What is the Diathesis–Stress Model?

The Diathesis–Stress Model is a psychological theory that explains how mental disorders develop and are maintained. It states that mental disorders are caused by a combination of biological, psychological and environmental factors. The model suggests that a person’s vulnerability to a disorder is determined by their diathesis (an underlying predisposition) and that this is triggered by a stressful event or events.

The concept of the Diathesis–Stress Model was first proposed by American psychiatrist George Engel in the late 1960s. He proposed that the development of mental disorders was the result of a combination of biological and environmental factors, rather than a single cause. This model has since been applied to a range of mental health conditions, including depression, anxiety, and post-traumatic stress disorder (PTSD).

How Does the Diathesis–Stress Model Work?

The Diathesis–Stress Model suggests that a person’s vulnerability to mental illness is determined by their diathesis, or underlying predisposition. This diathesis can be genetic, biological, psychological or environmental in nature. It is important to note that a person’s diathesis does not necessarily mean that they will develop a mental illness, but it can increase their risk.

The model also suggests that a person’s diathesis is triggered by a stressful event or events. This can be anything from a traumatic experience to a change in life circumstances. The stress can be physical, emotional or environmental in nature. The model suggests that the combination of the diathesis and the stress is what leads to the development of a mental disorder.

What Are the Implications of the Diathesis–Stress Model?

The Diathesis–Stress Model has a number of implications for the treatment and prevention of mental illness. Firstly, it suggests that a person’s vulnerability to a mental disorder is determined by their underlying predisposition, which means that it is important to identify and address any underlying factors that may be contributing to their mental health.

Secondly, the model suggests that a person’s diathesis can be triggered by a stressful event or events, which means that it is important to identify and address any potential stressors in a person’s life. Finally, the model suggests that a combination of biological, psychological and environmental factors are responsible for the development of mental illness, which means that treatment should focus on addressing all of these factors.

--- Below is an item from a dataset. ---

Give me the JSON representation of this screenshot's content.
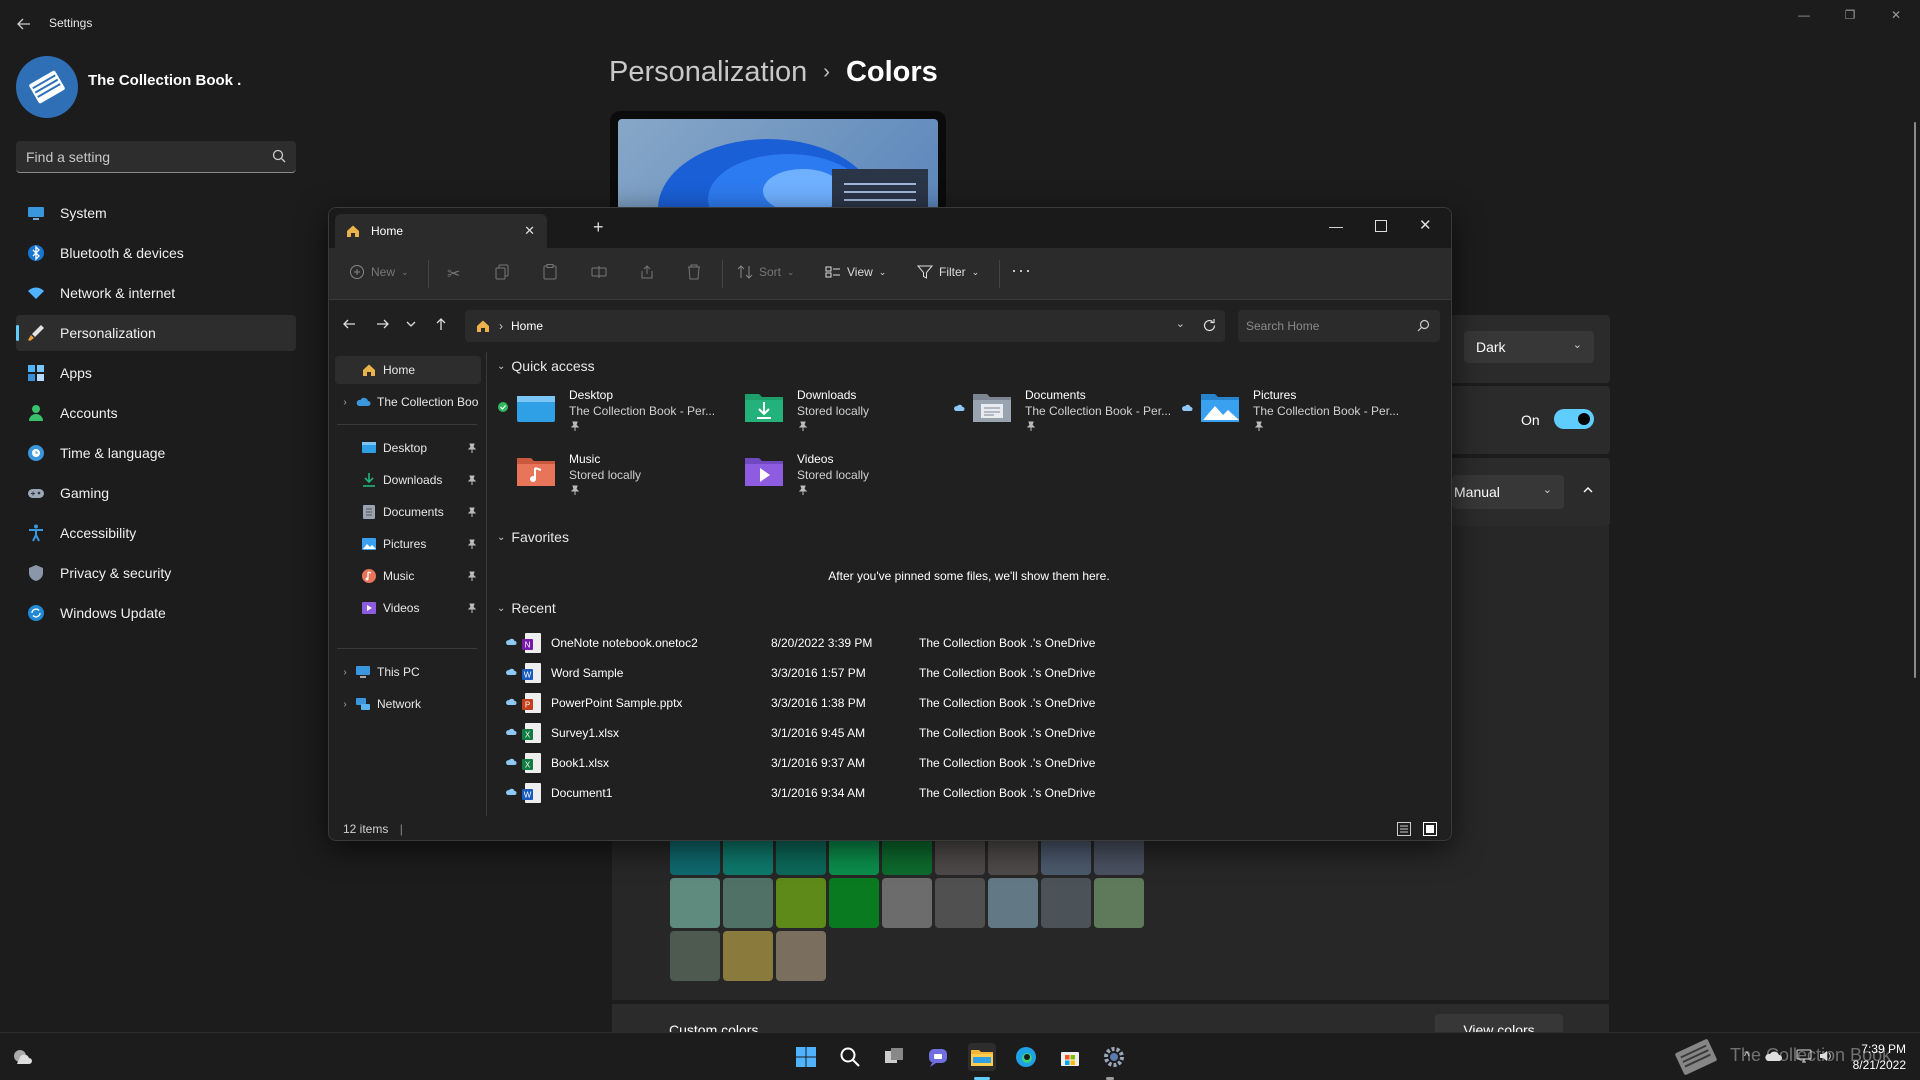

FAQs

What is the Diathesis–Stress Model?

The Diathesis–Stress Model is a psychological theory that explains how mental disorders develop and are maintained. It states that mental disorders are caused by a combination of biological, psychological and environmental factors. The model suggests that a person’s vulnerability to a disorder is determined by their diathesis (an underlying predisposition) and that this is triggered by a stressful event or events.

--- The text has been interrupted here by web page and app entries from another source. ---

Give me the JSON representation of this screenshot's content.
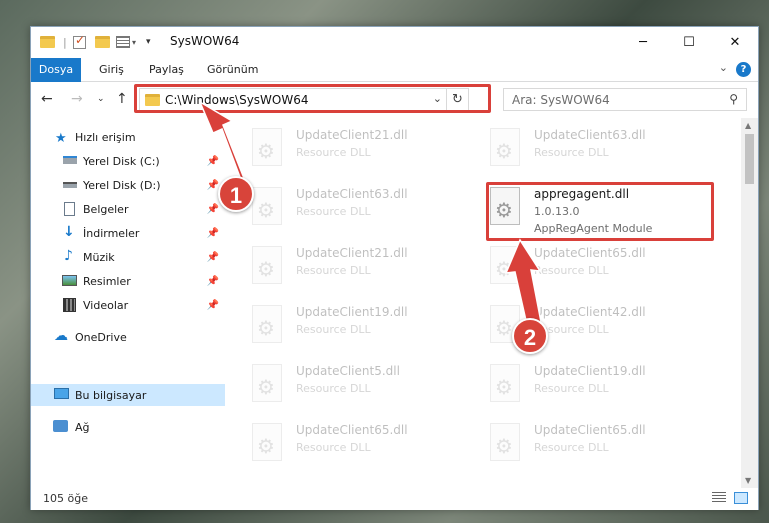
{
  "window": {
    "title": "SysWOW64"
  },
  "ribbon": {
    "tabs": [
      "Dosya",
      "Giriş",
      "Paylaş",
      "Görünüm"
    ],
    "help_label": "?"
  },
  "nav": {
    "address_path": "C:\\Windows\\SysWOW64",
    "search_placeholder": "Ara: SysWOW64"
  },
  "sidebar": {
    "items": [
      {
        "label": "Hızlı erişim",
        "icon": "star-icon",
        "pinned": false
      },
      {
        "label": "Yerel Disk (C:)",
        "icon": "drive-icon",
        "pinned": true
      },
      {
        "label": "Yerel Disk (D:)",
        "icon": "drive-icon",
        "pinned": true
      },
      {
        "label": "Belgeler",
        "icon": "document-icon",
        "pinned": true
      },
      {
        "label": "İndirmeler",
        "icon": "download-icon",
        "pinned": true
      },
      {
        "label": "Müzik",
        "icon": "music-icon",
        "pinned": true
      },
      {
        "label": "Resimler",
        "icon": "pictures-icon",
        "pinned": true
      },
      {
        "label": "Videolar",
        "icon": "video-icon",
        "pinned": true
      },
      {
        "label": "OneDrive",
        "icon": "cloud-icon",
        "pinned": false
      },
      {
        "label": "Bu bilgisayar",
        "icon": "computer-icon",
        "pinned": false,
        "selected": true
      },
      {
        "label": "Ağ",
        "icon": "network-icon",
        "pinned": false
      }
    ]
  },
  "files": {
    "left_column": [
      {
        "name": "UpdateClient21.dll",
        "desc": "Resource DLL"
      },
      {
        "name": "UpdateClient63.dll",
        "desc": "Resource DLL"
      },
      {
        "name": "UpdateClient21.dll",
        "desc": "Resource DLL"
      },
      {
        "name": "UpdateClient19.dll",
        "desc": "Resource DLL"
      },
      {
        "name": "UpdateClient5.dll",
        "desc": "Resource DLL"
      },
      {
        "name": "UpdateClient65.dll",
        "desc": "Resource DLL"
      }
    ],
    "right_column": [
      {
        "name": "UpdateClient63.dll",
        "desc": "Resource DLL"
      },
      {
        "name": "appregagent.dll",
        "version": "1.0.13.0",
        "desc": "AppRegAgent Module",
        "highlighted": true
      },
      {
        "name": "UpdateClient65.dll",
        "desc": "Resource DLL"
      },
      {
        "name": "UpdateClient42.dll",
        "desc": "Resource DLL"
      },
      {
        "name": "UpdateClient19.dll",
        "desc": "Resource DLL"
      },
      {
        "name": "UpdateClient65.dll",
        "desc": "Resource DLL"
      }
    ]
  },
  "status": {
    "item_count": "105 öğe"
  },
  "annotations": {
    "step1": "1",
    "step2": "2",
    "color": "#d9403a"
  }
}
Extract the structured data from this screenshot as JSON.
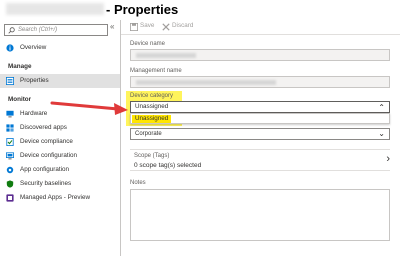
{
  "window": {
    "title": "- Properties"
  },
  "sidebar": {
    "search_placeholder": "Search (Ctrl+/)",
    "overview": "Overview",
    "manage_section": "Manage",
    "properties": "Properties",
    "monitor_section": "Monitor",
    "monitor_items": [
      {
        "label": "Hardware",
        "icon": "hardware-icon"
      },
      {
        "label": "Discovered apps",
        "icon": "apps-icon"
      },
      {
        "label": "Device compliance",
        "icon": "compliance-icon"
      },
      {
        "label": "Device configuration",
        "icon": "configuration-icon"
      },
      {
        "label": "App configuration",
        "icon": "app-config-icon"
      },
      {
        "label": "Security baselines",
        "icon": "security-icon"
      },
      {
        "label": "Managed Apps - Preview",
        "icon": "managed-apps-icon"
      }
    ]
  },
  "toolbar": {
    "save_label": "Save",
    "discard_label": "Discard"
  },
  "form": {
    "device_name_label": "Device name",
    "management_name_label": "Management name",
    "device_category_label": "Device category",
    "device_category_value": "Unassigned",
    "device_category_options": [
      "Unassigned"
    ],
    "ownership_value": "Corporate",
    "scope_label": "Scope (Tags)",
    "scope_value": "0 scope tag(s) selected",
    "notes_label": "Notes"
  },
  "colors": {
    "highlight": "#fff45c",
    "arrow": "#e03a3a",
    "active_nav": "#e1e1e1",
    "accent": "#0078d4"
  }
}
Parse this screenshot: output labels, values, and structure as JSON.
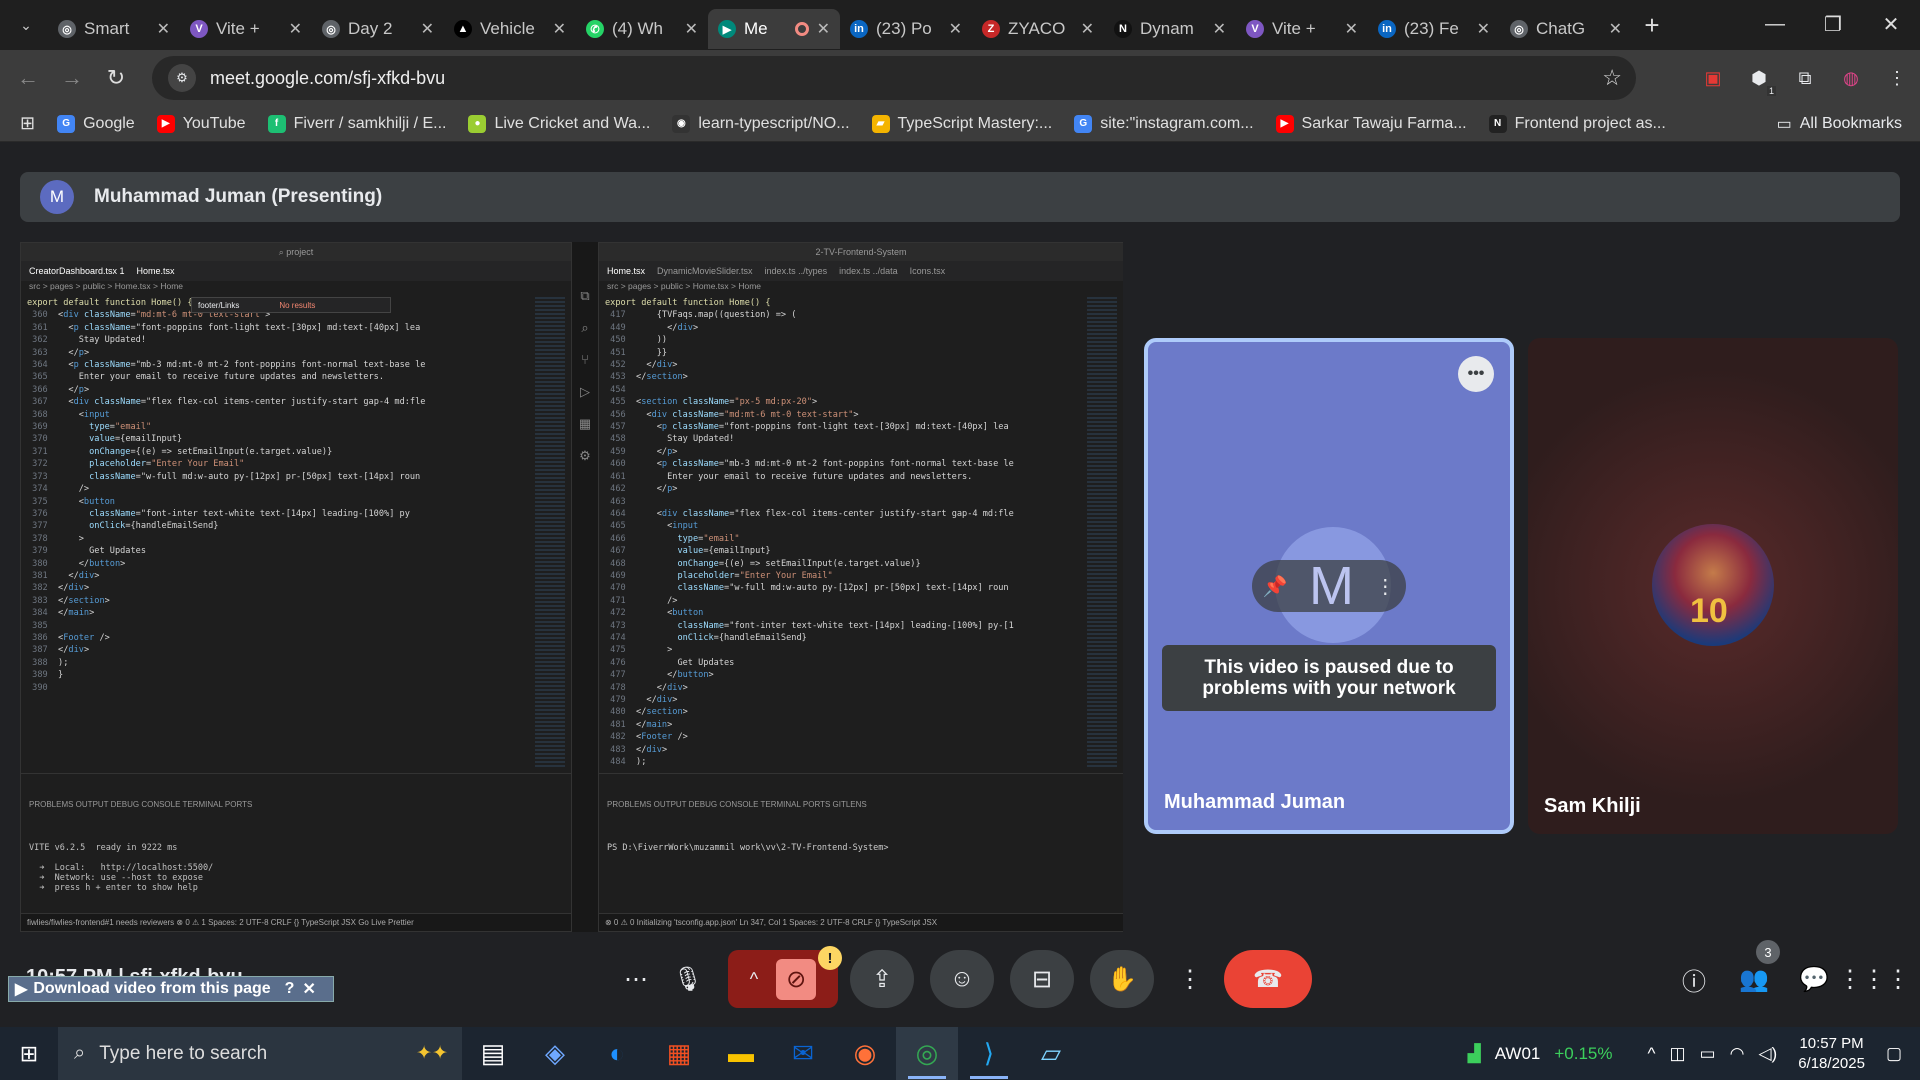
{
  "browser": {
    "tabs": [
      {
        "title": "Smart",
        "color": "#5f6368",
        "glyph": "◎"
      },
      {
        "title": "Vite +",
        "color": "#7e57c2",
        "glyph": "V"
      },
      {
        "title": "Day 2",
        "color": "#5f6368",
        "glyph": "◎"
      },
      {
        "title": "Vehicle",
        "color": "#000000",
        "glyph": "▲"
      },
      {
        "title": "(4) Wh",
        "color": "#25d366",
        "glyph": "✆"
      },
      {
        "title": "Me",
        "color": "#00897b",
        "glyph": "▶",
        "active": true
      },
      {
        "title": "(23) Po",
        "color": "#0a66c2",
        "glyph": "in"
      },
      {
        "title": "ZYACO",
        "color": "#c62828",
        "glyph": "Z"
      },
      {
        "title": "Dynam",
        "color": "#111111",
        "glyph": "N"
      },
      {
        "title": "Vite +",
        "color": "#7e57c2",
        "glyph": "V"
      },
      {
        "title": "(23) Fe",
        "color": "#0a66c2",
        "glyph": "in"
      },
      {
        "title": "ChatG",
        "color": "#5f6368",
        "glyph": "◎"
      }
    ],
    "url": "meet.google.com/sfj-xfkd-bvu",
    "bookmarks": [
      {
        "label": "Google",
        "color": "#4285f4",
        "glyph": "G"
      },
      {
        "label": "YouTube",
        "color": "#ff0000",
        "glyph": "▶"
      },
      {
        "label": "Fiverr / samkhilji / E...",
        "color": "#1dbf73",
        "glyph": "f"
      },
      {
        "label": "Live Cricket and Wa...",
        "color": "#9acd32",
        "glyph": "●"
      },
      {
        "label": "learn-typescript/NO...",
        "color": "#333333",
        "glyph": "◉"
      },
      {
        "label": "TypeScript Mastery:...",
        "color": "#f4b400",
        "glyph": "▰"
      },
      {
        "label": "site:\"instagram.com...",
        "color": "#4285f4",
        "glyph": "G"
      },
      {
        "label": "Sarkar Tawaju Farma...",
        "color": "#ff0000",
        "glyph": "▶"
      },
      {
        "label": "Frontend project as...",
        "color": "#222222",
        "glyph": "N"
      }
    ],
    "all_bookmarks": "All Bookmarks",
    "ext_badge": "1"
  },
  "meet": {
    "presenter_initial": "M",
    "presenter_banner": "Muhammad Juman (Presenting)",
    "tile1_name": "Muhammad Juman",
    "tile1_initial": "M",
    "paused_message": "This video is paused due to problems with your network",
    "tile2_name": "Sam Khilji",
    "jersey_number": "10",
    "people_count": "3",
    "time_code": "10:57 PM | sfj-xfkd-bvu",
    "download_bar": "Download video from this page"
  },
  "vscode_left": {
    "tabs": [
      "CreatorDashboard.tsx 1",
      "Home.tsx"
    ],
    "breadcrumb": "src > pages > public > Home.tsx > Home",
    "search_text": "footer/Links",
    "search_result": "No results",
    "header_line": "export default function Home() {",
    "code": [
      [
        "360",
        "<div className=\"md:mt-6 mt-0 text-start\">"
      ],
      [
        "361",
        "  <p className=\"font-poppins font-light text-[30px] md:text-[40px] lea"
      ],
      [
        "362",
        "    Stay Updated!"
      ],
      [
        "363",
        "  </p>"
      ],
      [
        "364",
        "  <p className=\"mb-3 md:mt-0 mt-2 font-poppins font-normal text-base le"
      ],
      [
        "365",
        "    Enter your email to receive future updates and newsletters."
      ],
      [
        "366",
        "  </p>"
      ],
      [
        "367",
        "  <div className=\"flex flex-col items-center justify-start gap-4 md:fle"
      ],
      [
        "368",
        "    <input"
      ],
      [
        "369",
        "      type=\"email\""
      ],
      [
        "370",
        "      value={emailInput}"
      ],
      [
        "371",
        "      onChange={(e) => setEmailInput(e.target.value)}"
      ],
      [
        "372",
        "      placeholder=\"Enter Your Email\""
      ],
      [
        "373",
        "      className=\"w-full md:w-auto py-[12px] pr-[50px] text-[14px] roun"
      ],
      [
        "374",
        "    />"
      ],
      [
        "375",
        "    <button"
      ],
      [
        "376",
        "      className=\"font-inter text-white text-[14px] leading-[100%] py"
      ],
      [
        "377",
        "      onClick={handleEmailSend}"
      ],
      [
        "378",
        "    >"
      ],
      [
        "379",
        "      Get Updates"
      ],
      [
        "380",
        "    </button>"
      ],
      [
        "381",
        "  </div>"
      ],
      [
        "382",
        "</div>"
      ],
      [
        "383",
        "</section>"
      ],
      [
        "384",
        "</main>"
      ],
      [
        "385",
        ""
      ],
      [
        "386",
        "<Footer />"
      ],
      [
        "387",
        "</div>"
      ],
      [
        "388",
        ");"
      ],
      [
        "389",
        "}"
      ],
      [
        "390",
        ""
      ]
    ],
    "term_tabs": "PROBLEMS   OUTPUT   DEBUG CONSOLE   TERMINAL   PORTS",
    "terminal": "VITE v6.2.5  ready in 9222 ms\n\n  ➜  Local:   http://localhost:5500/\n  ➜  Network: use --host to expose\n  ➜  press h + enter to show help",
    "status": "fiwlies/fiwlies-frontend#1 needs reviewers   ⊗ 0 ⚠ 1   Spaces: 2   UTF-8   CRLF   {} TypeScript JSX   Go Live   Prettier"
  },
  "vscode_right": {
    "title": "2-TV-Frontend-System",
    "tabs": [
      "Home.tsx",
      "DynamicMovieSlider.tsx",
      "index.ts ../types",
      "index.ts ../data",
      "Icons.tsx"
    ],
    "breadcrumb": "src > pages > public > Home.tsx > Home",
    "header_line": "export default function Home() {",
    "code": [
      [
        "417",
        "    {TVFaqs.map((question) => ("
      ],
      [
        "449",
        "      </div>"
      ],
      [
        "450",
        "    ))"
      ],
      [
        "451",
        "    }}"
      ],
      [
        "452",
        "  </div>"
      ],
      [
        "453",
        "</section>"
      ],
      [
        "454",
        ""
      ],
      [
        "455",
        "<section className=\"px-5 md:px-20\">"
      ],
      [
        "456",
        "  <div className=\"md:mt-6 mt-0 text-start\">"
      ],
      [
        "457",
        "    <p className=\"font-poppins font-light text-[30px] md:text-[40px] lea"
      ],
      [
        "458",
        "      Stay Updated!"
      ],
      [
        "459",
        "    </p>"
      ],
      [
        "460",
        "    <p className=\"mb-3 md:mt-0 mt-2 font-poppins font-normal text-base le"
      ],
      [
        "461",
        "      Enter your email to receive future updates and newsletters."
      ],
      [
        "462",
        "    </p>"
      ],
      [
        "463",
        ""
      ],
      [
        "464",
        "    <div className=\"flex flex-col items-center justify-start gap-4 md:fle"
      ],
      [
        "465",
        "      <input"
      ],
      [
        "466",
        "        type=\"email\""
      ],
      [
        "467",
        "        value={emailInput}"
      ],
      [
        "468",
        "        onChange={(e) => setEmailInput(e.target.value)}"
      ],
      [
        "469",
        "        placeholder=\"Enter Your Email\""
      ],
      [
        "470",
        "        className=\"w-full md:w-auto py-[12px] pr-[50px] text-[14px] roun"
      ],
      [
        "471",
        "      />"
      ],
      [
        "472",
        "      <button"
      ],
      [
        "473",
        "        className=\"font-inter text-white text-[14px] leading-[100%] py-[1"
      ],
      [
        "474",
        "        onClick={handleEmailSend}"
      ],
      [
        "475",
        "      >"
      ],
      [
        "476",
        "        Get Updates"
      ],
      [
        "477",
        "      </button>"
      ],
      [
        "478",
        "    </div>"
      ],
      [
        "479",
        "  </div>"
      ],
      [
        "480",
        "</section>"
      ],
      [
        "481",
        "</main>"
      ],
      [
        "482",
        "<Footer />"
      ],
      [
        "483",
        "</div>"
      ],
      [
        "484",
        ");"
      ],
      [
        "485",
        ""
      ]
    ],
    "term_tabs": "PROBLEMS   OUTPUT   DEBUG CONSOLE   TERMINAL   PORTS   GITLENS",
    "terminal": "PS D:\\FiverrWork\\muzammil work\\vv\\2-TV-Frontend-System>",
    "status": "⊗ 0 ⚠ 0   Initializing 'tsconfig.app.json'        Ln 347, Col 1   Spaces: 2   UTF-8   CRLF   {} TypeScript JSX"
  },
  "taskbar": {
    "search_placeholder": "Type here to search",
    "stock": "AW01",
    "stock_change": "+0.15%",
    "time": "10:57 PM",
    "date": "6/18/2025"
  }
}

What are the implications of the Diathesis–Stress Model?

The Diathesis–Stress Model has a number of implications for the treatment and prevention of mental illness. Firstly, it suggests that a person’s vulnerability to a mental disorder is determined by their underlying predisposition, which means that it is important to identify and address any underlying factors that may be contributing to their mental health. Secondly, the model suggests that a person’s diathesis can be triggered by a stressful event or events, which means that it is important to identify and address any potential stressors in a person’s life. Finally, the model suggests that a combination of biological, psychological and environmental factors are responsible for the development of mental illness, which means that treatment should focus on addressing all of these factors.

What is the difference between diathesis and stress?

Diathesis is an underlying predisposition, which can be genetic, biological, psychological or environmental in nature. Stress is an external factor, which can be physical, emotional or environmental in nature. The Diathesis–Stress Model suggests that a combination of diathesis and stress is what leads to the development of a mental disorder.